**Provided data**
*** Block opens ***

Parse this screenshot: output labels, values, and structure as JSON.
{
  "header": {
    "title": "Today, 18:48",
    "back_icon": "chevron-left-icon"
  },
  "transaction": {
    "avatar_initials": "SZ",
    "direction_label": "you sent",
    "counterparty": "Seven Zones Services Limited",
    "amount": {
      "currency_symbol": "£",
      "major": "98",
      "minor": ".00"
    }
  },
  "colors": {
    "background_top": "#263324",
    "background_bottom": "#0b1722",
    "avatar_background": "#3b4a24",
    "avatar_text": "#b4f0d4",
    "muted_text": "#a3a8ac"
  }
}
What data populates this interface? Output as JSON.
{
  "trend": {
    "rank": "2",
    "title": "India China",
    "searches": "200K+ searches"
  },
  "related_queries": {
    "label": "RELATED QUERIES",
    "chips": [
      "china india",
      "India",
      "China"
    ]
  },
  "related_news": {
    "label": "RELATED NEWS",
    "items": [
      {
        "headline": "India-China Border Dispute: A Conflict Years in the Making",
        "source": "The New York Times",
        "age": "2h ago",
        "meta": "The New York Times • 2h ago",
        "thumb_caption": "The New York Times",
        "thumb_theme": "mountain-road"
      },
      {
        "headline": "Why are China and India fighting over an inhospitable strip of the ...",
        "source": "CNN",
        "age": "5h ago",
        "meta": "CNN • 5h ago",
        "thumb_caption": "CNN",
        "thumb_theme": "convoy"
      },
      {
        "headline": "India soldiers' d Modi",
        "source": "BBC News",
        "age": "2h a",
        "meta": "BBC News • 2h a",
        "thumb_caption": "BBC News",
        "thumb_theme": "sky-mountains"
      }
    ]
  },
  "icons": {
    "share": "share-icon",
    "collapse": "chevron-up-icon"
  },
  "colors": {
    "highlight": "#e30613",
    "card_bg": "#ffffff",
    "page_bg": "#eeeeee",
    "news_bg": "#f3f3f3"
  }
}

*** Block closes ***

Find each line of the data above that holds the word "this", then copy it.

**Answer for the task**
Parse this screenshot: output labels, values, and structure as JSON.
What data populates this interface? Output as JSON.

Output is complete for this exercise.